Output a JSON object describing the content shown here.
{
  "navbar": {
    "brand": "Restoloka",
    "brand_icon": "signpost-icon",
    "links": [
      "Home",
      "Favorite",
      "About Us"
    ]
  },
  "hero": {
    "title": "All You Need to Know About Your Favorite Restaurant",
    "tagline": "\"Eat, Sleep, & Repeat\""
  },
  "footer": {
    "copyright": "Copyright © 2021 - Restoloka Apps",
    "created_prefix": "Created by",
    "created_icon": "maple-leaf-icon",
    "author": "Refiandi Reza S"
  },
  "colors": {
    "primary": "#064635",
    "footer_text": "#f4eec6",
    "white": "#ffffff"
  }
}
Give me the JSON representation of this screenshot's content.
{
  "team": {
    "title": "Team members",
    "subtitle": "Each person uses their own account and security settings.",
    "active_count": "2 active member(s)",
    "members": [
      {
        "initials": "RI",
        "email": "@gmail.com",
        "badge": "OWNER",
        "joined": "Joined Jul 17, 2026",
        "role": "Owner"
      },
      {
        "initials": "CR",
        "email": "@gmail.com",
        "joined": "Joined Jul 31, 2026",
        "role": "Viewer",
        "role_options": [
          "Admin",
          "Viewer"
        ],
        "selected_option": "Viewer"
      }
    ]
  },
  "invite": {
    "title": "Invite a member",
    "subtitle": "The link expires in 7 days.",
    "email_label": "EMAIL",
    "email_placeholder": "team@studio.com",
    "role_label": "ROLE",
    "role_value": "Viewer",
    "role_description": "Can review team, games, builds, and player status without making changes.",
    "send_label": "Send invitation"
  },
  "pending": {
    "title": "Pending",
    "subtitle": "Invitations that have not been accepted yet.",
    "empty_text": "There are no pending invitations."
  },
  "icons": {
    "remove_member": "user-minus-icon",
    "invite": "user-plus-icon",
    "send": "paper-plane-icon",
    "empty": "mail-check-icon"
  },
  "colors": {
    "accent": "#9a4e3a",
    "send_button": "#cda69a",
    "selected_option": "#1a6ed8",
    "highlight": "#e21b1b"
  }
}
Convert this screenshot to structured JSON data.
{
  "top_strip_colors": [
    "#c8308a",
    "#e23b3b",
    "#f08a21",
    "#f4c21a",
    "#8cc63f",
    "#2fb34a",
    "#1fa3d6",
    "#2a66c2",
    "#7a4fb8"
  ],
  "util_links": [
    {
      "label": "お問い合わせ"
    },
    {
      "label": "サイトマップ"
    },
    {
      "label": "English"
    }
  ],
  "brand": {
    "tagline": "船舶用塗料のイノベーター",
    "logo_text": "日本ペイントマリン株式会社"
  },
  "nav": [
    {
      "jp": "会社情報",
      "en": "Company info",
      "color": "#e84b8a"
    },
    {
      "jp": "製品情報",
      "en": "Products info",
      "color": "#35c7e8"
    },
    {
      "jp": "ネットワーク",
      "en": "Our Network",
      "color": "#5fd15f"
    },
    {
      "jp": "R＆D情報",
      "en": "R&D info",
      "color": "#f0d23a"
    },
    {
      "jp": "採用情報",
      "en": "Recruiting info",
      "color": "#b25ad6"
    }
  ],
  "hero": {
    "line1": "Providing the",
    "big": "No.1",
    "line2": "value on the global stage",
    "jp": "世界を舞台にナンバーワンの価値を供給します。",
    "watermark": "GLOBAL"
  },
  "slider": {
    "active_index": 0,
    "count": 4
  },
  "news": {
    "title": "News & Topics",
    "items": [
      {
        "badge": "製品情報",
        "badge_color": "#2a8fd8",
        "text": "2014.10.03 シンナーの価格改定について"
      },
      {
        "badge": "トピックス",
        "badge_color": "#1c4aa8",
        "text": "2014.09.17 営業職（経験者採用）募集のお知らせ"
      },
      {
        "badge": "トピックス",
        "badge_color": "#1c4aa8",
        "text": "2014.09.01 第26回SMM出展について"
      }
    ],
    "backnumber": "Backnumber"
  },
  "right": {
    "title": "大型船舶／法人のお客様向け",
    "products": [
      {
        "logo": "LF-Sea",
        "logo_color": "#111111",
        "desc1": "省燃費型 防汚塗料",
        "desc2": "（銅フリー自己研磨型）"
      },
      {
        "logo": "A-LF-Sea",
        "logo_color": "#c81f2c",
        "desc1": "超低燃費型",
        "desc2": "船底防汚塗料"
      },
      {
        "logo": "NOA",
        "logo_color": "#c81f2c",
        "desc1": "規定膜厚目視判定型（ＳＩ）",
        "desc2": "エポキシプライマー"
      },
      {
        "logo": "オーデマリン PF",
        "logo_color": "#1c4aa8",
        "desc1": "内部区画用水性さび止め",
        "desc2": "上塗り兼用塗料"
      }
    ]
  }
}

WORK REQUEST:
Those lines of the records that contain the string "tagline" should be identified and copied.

REPLY TO THE TASK:
    "tagline": "\"Eat, Sleep, & Repeat\""
    "tagline": "船舶用塗料のイノベーター",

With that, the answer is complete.